- **Exercise requirements**: Nothing in the data may be omitted; output it all verbatim.

- **Materials provided**:
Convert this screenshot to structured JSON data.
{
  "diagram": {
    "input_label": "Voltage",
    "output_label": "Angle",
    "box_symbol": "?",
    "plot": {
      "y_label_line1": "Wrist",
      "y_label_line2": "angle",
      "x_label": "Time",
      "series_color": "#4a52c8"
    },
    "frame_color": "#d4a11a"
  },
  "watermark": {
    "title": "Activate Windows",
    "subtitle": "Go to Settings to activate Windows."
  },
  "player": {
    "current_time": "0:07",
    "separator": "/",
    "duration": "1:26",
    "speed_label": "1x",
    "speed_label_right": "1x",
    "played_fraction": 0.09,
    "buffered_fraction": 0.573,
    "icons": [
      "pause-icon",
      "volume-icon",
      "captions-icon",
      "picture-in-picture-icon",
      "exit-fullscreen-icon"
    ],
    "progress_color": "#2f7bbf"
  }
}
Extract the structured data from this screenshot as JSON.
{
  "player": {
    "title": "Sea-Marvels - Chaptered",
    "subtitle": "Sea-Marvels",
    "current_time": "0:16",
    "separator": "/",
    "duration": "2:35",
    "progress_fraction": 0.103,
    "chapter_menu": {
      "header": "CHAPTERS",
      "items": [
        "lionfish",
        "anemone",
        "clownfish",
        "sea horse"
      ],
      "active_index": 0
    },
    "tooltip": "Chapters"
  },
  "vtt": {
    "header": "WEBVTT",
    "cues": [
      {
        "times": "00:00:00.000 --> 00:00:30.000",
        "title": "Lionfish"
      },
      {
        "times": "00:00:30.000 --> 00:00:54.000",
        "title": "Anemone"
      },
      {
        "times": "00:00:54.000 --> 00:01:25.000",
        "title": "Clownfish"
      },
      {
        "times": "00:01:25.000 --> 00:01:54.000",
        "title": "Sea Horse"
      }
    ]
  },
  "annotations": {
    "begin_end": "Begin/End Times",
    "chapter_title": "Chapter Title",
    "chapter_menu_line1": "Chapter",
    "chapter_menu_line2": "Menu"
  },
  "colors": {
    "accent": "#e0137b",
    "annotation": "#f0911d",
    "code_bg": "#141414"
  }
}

- **Exercise result**:
Convert this screenshot to structured JSON data.
{
  "diagram": {
    "input_label": "Voltage",
    "output_label": "Angle",
    "box_symbol": "?",
    "plot": {
      "y_label_line1": "Wrist",
      "y_label_line2": "angle",
      "x_label": "Time",
      "series_color": "#4a52c8"
    },
    "frame_color": "#d4a11a"
  },
  "watermark": {
    "title": "Activate Windows",
    "subtitle": "Go to Settings to activate Windows."
  },
  "player": {
    "current_time": "0:07",
    "separator": "/",
    "duration": "1:26",
    "speed_label": "1x",
    "speed_label_right": "1x",
    "played_fraction": 0.09,
    "buffered_fraction": 0.573,
    "icons": [
      "pause-icon",
      "volume-icon",
      "captions-icon",
      "picture-in-picture-icon",
      "exit-fullscreen-icon"
    ],
    "progress_color": "#2f7bbf"
  }
}
Extract the structured data from this screenshot as JSON.
{
  "player": {
    "title": "Sea-Marvels - Chaptered",
    "subtitle": "Sea-Marvels",
    "current_time": "0:16",
    "separator": "/",
    "duration": "2:35",
    "progress_fraction": 0.103,
    "chapter_menu": {
      "header": "CHAPTERS",
      "items": [
        "lionfish",
        "anemone",
        "clownfish",
        "sea horse"
      ],
      "active_index": 0
    },
    "tooltip": "Chapters"
  },
  "vtt": {
    "header": "WEBVTT",
    "cues": [
      {
        "times": "00:00:00.000 --> 00:00:30.000",
        "title": "Lionfish"
      },
      {
        "times": "00:00:30.000 --> 00:00:54.000",
        "title": "Anemone"
      },
      {
        "times": "00:00:54.000 --> 00:01:25.000",
        "title": "Clownfish"
      },
      {
        "times": "00:01:25.000 --> 00:01:54.000",
        "title": "Sea Horse"
      }
    ]
  },
  "annotations": {
    "begin_end": "Begin/End Times",
    "chapter_title": "Chapter Title",
    "chapter_menu_line1": "Chapter",
    "chapter_menu_line2": "Menu"
  },
  "colors": {
    "accent": "#e0137b",
    "annotation": "#f0911d",
    "code_bg": "#141414"
  }
}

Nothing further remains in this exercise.